## Dataset rows describing interfaces
────
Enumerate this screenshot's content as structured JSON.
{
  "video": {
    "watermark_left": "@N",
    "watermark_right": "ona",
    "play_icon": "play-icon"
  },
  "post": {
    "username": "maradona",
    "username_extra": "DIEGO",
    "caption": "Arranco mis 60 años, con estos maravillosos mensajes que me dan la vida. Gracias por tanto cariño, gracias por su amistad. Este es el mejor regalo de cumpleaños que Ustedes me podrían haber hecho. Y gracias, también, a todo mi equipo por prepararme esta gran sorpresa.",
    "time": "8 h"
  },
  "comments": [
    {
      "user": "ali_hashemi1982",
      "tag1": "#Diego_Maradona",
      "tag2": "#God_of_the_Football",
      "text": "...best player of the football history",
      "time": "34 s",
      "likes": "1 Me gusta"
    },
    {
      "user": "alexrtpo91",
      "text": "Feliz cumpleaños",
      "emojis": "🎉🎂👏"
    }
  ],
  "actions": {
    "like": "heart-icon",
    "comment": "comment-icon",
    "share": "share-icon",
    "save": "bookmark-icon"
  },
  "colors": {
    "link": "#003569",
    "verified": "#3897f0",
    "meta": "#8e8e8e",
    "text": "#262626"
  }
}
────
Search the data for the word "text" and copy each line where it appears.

## YOUR SOLUTION
      "text": "...best player of the football history",
      "text": "Feliz cumpleaños",
    "text": "#262626"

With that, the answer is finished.